• Entries shown
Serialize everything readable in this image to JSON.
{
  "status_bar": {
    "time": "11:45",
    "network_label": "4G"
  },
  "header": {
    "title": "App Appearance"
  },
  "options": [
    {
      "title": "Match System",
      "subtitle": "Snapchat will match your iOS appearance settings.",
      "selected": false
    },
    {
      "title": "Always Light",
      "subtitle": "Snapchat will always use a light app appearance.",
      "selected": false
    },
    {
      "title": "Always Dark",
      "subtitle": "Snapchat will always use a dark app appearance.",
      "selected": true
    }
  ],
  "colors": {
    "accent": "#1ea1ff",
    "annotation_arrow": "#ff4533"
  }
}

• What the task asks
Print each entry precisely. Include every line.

• Answer for the task
Serialize everything readable in this image to JSON.
{
  "status_bar": {
    "time": "11:45",
    "network_label": "4G"
  },
  "header": {
    "title": "App Appearance"
  },
  "options": [
    {
      "title": "Match System",
      "subtitle": "Snapchat will match your iOS appearance settings.",
      "selected": false
    },
    {
      "title": "Always Light",
      "subtitle": "Snapchat will always use a light app appearance.",
      "selected": false
    },
    {
      "title": "Always Dark",
      "subtitle": "Snapchat will always use a dark app appearance.",
      "selected": true
    }
  ],
  "colors": {
    "accent": "#1ea1ff",
    "annotation_arrow": "#ff4533"
  }
}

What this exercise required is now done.